[Exercise material Boundary: Start]

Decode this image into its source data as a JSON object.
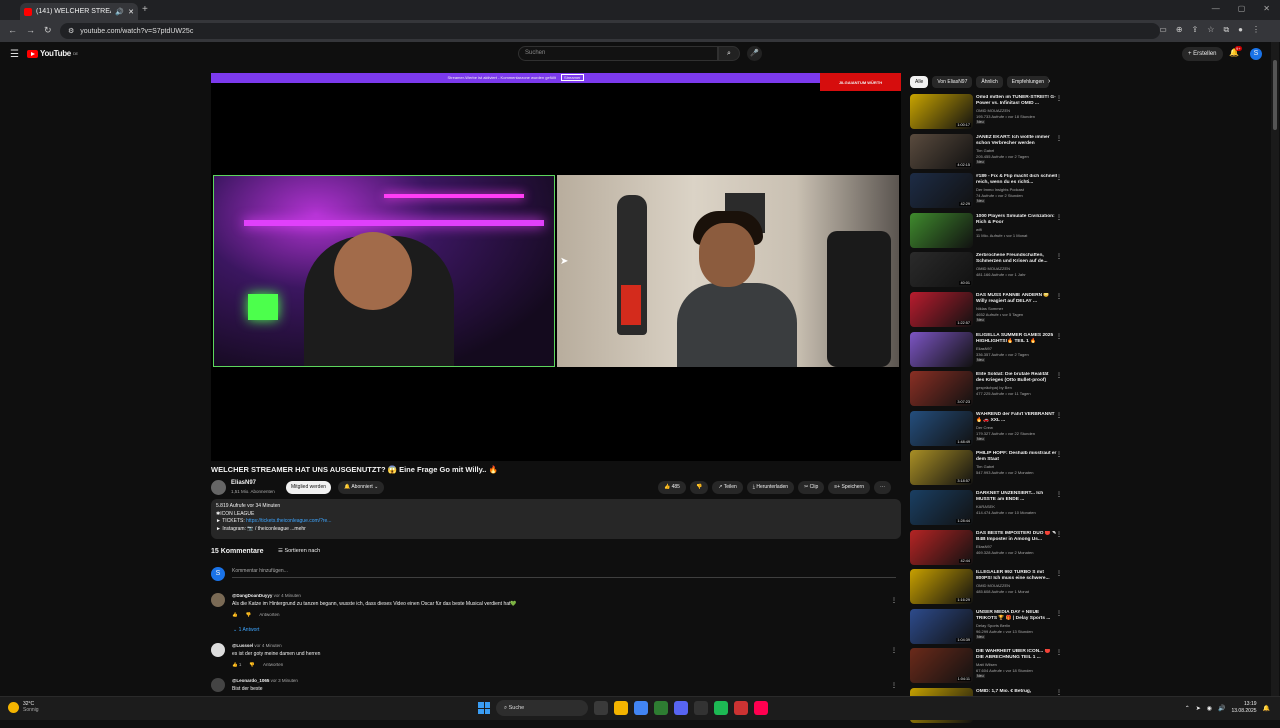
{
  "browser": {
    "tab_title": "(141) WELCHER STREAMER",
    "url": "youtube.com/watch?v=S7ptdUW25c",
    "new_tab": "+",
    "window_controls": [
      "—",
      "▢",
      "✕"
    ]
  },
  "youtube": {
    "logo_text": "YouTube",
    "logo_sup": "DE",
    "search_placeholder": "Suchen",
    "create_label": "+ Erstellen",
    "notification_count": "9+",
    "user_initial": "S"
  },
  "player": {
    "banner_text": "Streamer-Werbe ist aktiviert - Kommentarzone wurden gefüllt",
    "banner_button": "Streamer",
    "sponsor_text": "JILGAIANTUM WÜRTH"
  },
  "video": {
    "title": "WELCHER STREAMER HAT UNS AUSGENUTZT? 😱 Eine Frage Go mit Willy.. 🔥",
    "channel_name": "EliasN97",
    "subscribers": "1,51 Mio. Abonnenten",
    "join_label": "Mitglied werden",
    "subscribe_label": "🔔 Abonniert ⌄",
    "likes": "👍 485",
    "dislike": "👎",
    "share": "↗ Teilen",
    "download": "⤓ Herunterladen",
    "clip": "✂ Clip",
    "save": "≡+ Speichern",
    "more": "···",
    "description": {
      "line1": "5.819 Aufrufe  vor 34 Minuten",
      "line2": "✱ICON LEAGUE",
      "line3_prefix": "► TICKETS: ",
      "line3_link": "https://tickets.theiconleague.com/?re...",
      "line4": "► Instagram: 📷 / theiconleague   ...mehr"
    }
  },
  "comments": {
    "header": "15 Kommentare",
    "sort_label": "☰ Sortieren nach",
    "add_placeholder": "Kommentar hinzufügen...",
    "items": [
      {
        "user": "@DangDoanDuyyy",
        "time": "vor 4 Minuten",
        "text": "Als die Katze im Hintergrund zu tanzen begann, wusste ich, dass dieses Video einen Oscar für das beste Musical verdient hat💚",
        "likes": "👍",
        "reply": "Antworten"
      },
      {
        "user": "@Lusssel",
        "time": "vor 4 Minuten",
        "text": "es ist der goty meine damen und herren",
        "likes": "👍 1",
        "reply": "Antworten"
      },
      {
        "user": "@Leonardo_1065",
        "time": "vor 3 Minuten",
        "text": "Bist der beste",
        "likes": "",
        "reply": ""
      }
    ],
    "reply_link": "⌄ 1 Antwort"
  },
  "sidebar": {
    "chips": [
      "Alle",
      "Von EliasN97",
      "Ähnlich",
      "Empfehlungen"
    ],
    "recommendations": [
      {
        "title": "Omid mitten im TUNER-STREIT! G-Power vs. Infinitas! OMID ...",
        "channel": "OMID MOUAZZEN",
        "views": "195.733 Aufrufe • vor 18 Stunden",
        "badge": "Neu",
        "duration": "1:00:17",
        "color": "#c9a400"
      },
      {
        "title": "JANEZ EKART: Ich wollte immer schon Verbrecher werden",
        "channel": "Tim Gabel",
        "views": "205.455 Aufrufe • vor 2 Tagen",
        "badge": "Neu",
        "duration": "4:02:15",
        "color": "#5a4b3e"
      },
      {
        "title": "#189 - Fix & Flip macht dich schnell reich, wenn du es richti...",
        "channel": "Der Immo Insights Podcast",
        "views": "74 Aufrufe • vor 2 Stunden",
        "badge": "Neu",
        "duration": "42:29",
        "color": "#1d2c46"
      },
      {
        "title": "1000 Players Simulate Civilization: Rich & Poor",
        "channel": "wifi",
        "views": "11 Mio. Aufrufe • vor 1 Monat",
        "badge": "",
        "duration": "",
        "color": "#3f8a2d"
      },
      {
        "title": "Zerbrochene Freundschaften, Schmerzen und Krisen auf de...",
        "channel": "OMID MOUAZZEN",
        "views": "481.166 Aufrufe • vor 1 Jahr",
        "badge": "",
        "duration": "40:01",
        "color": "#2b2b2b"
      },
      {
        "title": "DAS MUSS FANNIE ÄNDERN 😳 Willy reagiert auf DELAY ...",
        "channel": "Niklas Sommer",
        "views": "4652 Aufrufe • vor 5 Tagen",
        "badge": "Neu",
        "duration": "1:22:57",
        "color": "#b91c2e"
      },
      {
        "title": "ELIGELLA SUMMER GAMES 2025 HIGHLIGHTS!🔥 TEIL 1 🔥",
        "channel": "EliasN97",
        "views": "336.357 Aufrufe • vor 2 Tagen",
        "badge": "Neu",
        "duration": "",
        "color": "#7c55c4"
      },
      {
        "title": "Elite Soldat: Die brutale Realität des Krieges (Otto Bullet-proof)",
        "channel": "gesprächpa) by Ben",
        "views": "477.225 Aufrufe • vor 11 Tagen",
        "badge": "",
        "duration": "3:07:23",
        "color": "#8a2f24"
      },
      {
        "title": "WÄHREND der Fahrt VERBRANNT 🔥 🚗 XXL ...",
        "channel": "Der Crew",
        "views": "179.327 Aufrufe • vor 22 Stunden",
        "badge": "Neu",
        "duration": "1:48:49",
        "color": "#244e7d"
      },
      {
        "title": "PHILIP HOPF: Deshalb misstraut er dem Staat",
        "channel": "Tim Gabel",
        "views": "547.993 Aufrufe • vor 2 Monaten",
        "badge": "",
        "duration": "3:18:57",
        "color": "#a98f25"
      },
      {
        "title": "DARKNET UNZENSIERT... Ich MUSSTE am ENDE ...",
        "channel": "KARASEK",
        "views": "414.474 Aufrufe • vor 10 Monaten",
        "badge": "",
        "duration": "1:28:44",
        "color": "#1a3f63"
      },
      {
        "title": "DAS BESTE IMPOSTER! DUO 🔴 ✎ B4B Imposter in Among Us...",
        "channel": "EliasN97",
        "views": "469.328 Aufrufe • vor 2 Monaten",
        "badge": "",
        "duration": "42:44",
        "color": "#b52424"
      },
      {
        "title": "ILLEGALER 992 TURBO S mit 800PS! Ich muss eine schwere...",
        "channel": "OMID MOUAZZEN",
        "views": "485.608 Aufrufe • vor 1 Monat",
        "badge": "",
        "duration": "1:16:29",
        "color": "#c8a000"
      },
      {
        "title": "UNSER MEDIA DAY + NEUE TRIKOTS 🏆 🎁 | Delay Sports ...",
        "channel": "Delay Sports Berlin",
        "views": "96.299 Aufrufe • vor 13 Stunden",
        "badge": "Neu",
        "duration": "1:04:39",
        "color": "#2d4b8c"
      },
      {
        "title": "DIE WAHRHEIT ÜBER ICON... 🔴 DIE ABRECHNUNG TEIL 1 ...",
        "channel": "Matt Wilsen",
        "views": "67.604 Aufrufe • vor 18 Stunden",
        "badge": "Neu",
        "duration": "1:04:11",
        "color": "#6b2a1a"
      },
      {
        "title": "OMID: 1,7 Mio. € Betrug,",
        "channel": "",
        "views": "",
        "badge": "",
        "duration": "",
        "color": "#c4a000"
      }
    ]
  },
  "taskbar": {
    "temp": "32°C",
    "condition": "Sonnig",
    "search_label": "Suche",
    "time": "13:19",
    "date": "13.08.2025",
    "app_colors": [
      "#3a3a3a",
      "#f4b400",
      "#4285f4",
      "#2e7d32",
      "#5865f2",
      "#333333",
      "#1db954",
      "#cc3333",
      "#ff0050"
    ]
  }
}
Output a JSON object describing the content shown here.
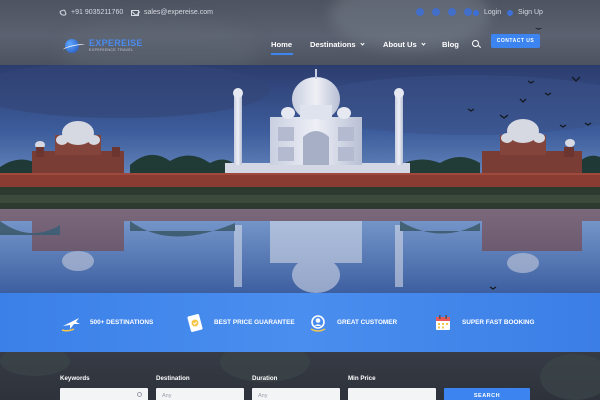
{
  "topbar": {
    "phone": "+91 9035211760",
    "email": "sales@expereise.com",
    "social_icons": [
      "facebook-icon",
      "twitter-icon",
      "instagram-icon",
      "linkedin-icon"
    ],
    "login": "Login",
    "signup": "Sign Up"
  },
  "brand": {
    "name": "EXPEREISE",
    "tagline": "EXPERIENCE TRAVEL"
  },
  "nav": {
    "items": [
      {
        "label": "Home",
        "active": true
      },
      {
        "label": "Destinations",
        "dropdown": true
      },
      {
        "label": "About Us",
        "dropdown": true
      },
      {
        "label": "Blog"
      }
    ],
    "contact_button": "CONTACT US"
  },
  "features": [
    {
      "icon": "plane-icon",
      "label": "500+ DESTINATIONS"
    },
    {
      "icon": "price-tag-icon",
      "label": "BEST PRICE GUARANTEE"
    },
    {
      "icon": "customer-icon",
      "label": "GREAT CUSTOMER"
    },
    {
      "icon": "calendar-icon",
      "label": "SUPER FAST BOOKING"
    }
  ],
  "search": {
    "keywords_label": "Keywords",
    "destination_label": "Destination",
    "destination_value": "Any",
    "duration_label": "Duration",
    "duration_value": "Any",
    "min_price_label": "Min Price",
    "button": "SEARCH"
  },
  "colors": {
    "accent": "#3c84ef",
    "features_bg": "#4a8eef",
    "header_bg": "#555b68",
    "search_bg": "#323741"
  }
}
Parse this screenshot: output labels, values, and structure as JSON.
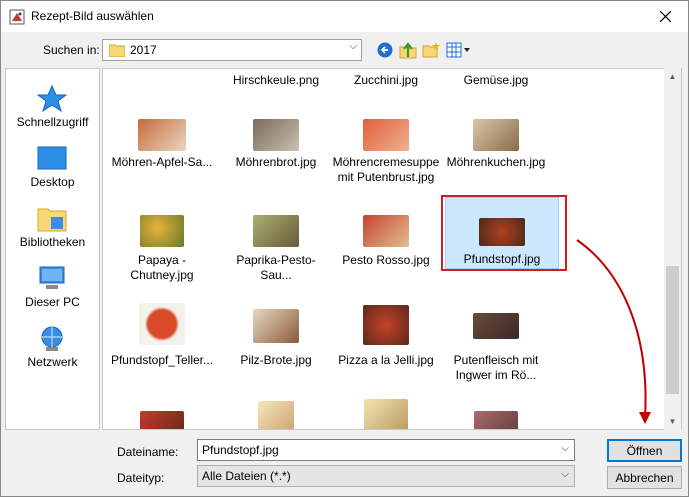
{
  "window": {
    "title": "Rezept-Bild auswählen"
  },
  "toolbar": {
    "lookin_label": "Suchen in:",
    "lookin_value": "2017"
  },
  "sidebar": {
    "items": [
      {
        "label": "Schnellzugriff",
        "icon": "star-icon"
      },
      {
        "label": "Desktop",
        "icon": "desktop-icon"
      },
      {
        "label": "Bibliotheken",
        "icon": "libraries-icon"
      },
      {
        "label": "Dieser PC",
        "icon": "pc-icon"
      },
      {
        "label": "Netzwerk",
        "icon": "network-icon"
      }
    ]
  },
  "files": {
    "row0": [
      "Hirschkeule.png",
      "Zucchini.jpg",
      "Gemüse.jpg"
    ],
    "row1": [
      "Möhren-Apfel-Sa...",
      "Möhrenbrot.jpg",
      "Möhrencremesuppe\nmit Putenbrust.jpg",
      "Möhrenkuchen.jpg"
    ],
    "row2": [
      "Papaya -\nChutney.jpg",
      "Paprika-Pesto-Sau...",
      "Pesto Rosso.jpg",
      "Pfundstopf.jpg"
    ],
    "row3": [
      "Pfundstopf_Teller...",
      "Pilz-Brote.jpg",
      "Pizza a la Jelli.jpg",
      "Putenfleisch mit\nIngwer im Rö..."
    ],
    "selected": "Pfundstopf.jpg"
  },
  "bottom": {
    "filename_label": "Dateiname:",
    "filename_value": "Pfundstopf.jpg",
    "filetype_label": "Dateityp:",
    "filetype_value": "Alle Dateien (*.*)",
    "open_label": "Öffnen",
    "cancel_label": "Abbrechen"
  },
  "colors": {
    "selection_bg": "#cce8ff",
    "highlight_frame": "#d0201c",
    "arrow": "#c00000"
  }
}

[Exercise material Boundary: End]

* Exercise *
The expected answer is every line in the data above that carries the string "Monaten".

* Solution *
        "views": "547.993 Aufrufe • vor 2 Monaten",
        "views": "414.474 Aufrufe • vor 10 Monaten",
        "views": "469.328 Aufrufe • vor 2 Monaten",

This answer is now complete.